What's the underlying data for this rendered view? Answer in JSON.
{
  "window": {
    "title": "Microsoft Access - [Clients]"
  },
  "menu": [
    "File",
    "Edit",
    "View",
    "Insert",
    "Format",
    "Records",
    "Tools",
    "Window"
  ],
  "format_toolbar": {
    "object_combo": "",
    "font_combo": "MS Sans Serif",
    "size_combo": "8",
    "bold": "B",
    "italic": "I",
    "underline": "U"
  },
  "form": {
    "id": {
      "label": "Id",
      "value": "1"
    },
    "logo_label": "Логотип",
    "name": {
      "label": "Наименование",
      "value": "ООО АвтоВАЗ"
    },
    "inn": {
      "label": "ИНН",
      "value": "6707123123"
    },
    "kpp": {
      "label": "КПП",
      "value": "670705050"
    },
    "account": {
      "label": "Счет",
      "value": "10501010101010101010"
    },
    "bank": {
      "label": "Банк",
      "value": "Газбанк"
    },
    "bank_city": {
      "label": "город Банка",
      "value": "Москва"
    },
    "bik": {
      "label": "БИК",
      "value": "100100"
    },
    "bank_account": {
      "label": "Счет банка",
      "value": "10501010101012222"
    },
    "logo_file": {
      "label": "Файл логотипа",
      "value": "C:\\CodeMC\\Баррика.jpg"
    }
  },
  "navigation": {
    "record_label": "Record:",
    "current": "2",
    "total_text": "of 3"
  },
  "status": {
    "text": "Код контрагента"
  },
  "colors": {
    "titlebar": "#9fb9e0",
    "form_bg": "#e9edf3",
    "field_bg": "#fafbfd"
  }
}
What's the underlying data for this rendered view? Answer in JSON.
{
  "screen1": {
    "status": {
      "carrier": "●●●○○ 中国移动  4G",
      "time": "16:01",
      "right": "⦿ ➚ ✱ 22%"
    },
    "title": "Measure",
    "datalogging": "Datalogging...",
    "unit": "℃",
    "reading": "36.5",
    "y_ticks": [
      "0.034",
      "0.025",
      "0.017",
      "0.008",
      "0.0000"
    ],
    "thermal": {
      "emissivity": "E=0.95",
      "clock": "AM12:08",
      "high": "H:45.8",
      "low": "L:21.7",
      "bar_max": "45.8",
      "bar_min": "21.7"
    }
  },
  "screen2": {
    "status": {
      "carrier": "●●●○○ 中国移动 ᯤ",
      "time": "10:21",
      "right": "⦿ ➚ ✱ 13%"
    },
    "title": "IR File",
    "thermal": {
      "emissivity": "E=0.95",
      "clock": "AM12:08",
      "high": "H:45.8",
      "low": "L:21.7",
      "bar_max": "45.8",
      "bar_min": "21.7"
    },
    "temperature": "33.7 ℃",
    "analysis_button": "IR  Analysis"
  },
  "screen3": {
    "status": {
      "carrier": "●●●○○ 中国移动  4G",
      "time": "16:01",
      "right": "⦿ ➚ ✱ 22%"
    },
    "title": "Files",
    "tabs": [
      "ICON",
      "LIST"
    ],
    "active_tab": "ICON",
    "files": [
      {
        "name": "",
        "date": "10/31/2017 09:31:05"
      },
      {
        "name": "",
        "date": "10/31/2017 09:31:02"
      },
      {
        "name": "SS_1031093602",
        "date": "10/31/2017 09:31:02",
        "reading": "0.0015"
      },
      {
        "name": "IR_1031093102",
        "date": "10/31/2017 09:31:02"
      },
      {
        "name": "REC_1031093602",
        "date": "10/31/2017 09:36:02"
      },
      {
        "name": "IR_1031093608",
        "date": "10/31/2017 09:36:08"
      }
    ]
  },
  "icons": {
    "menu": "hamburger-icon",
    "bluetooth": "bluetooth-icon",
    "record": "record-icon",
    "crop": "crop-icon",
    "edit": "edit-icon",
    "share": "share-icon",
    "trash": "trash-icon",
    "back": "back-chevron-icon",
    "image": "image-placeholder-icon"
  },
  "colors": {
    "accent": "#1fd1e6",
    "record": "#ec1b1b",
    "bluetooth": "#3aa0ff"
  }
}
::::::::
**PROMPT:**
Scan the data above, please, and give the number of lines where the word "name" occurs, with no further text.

**ANSWER SPACE:**
7